The DuckDB internal storage format is currently in flux, and is expected to change with each release until we reach v1.0.0.
When you update DuckDB and open a database file, you might encounter an error message about incompatible storage formats, pointing to this page. To move your database(s) to newer format you only need the older and the newer DuckDB executable.
Open your database file with the older DuckDB and run the SQL statement
EXPORT DATABASE 'tmp'. This allows you to save the whole state of the current database in use inside folder
The content of the
tmp folder will be overridden, so choose an empty/non yet existing location. Then, start the newer DuckDB and execute
IMPORT DATABASE 'tmp' (pointing to the previously populated folder) to load the database, which can be then saved to the file you pointed DuckDB to.
A bash two-liner (to be adapted with the file names and executable locations) is:
$ /older/version/duckdb mydata.db -c "EXPORT DATABASE 'tmp'" $ /newer/duckdb mydata.new.db -c "IMPORT DATABASE 'tmp'"
mydata.db will be untouched with the old format,
mydata.new.db will contain the same data but in a format accessible from more recent DuckDB, and folder
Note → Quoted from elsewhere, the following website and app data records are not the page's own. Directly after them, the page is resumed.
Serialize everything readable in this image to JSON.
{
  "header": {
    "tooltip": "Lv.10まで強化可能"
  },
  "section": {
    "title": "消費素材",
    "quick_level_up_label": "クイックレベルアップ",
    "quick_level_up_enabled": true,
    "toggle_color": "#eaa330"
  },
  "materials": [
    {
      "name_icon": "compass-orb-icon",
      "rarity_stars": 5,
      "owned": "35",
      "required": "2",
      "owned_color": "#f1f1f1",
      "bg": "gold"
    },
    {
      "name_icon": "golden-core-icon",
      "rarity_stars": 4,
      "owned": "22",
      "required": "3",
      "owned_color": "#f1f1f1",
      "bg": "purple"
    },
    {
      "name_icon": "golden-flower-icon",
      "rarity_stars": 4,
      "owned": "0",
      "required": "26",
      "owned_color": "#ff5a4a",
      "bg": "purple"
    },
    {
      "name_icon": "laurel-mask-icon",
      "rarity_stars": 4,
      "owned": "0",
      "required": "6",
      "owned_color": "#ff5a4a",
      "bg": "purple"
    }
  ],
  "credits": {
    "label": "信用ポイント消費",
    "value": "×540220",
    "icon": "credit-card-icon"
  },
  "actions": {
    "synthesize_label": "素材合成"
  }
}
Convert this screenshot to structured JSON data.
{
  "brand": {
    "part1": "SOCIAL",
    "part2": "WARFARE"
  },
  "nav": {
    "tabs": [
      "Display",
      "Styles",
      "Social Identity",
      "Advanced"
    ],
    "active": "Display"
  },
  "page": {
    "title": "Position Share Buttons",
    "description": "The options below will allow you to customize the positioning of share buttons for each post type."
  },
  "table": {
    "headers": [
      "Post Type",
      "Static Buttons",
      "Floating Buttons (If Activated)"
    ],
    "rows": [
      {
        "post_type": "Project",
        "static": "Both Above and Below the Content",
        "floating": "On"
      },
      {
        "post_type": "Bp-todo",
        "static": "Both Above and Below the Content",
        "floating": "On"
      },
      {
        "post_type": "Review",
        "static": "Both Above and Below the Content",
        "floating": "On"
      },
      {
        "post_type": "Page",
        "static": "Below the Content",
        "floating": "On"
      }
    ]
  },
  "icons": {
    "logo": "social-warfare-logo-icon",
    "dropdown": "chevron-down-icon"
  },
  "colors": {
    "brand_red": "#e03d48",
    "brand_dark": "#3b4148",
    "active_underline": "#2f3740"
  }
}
tmp will old the same data in an universal format as different files.
EXPORT documentation for more details on the syntax.
DuckDB files start with a
uint64_t which contains a checksum for the main header, followed by four magic bytes (
DUCK), followed by the storage version number in a
$ hexdump -n 20 -C mydata.db 00000000 01 d0 e2 63 9c 13 39 3e 44 55 43 4b 2b 00 00 00 |...c..9>DUCK+...| 00000010 00 00 00 00 |....| 00000014
A simple example of reading the storage version using Python is below.
import struct pattern = struct.Struct('<8x4sQ') with open('test/sql/storage_version/storage_version.db', 'rb') as fh: print(pattern.unpack(fh.read(pattern.size)))
|Storage version||DuckDB version(s)|
|64||v0.9.0, v0.9.1, v0.9.2|
|33||v0.3.3, v0.3.4, v0.4.0|
|1||v0.2.1 and prior|
The disk usage of DuckDB’s format depends on a number of factors, including the data type and the data distribution, the compression methods used, etc. As a rough approximation, loading 100 GB of uncompressed CSV files into a DuckDB database file will require 25 GB of disk space, while loading 100 GB of Parquet files will require 120 GB of disk space.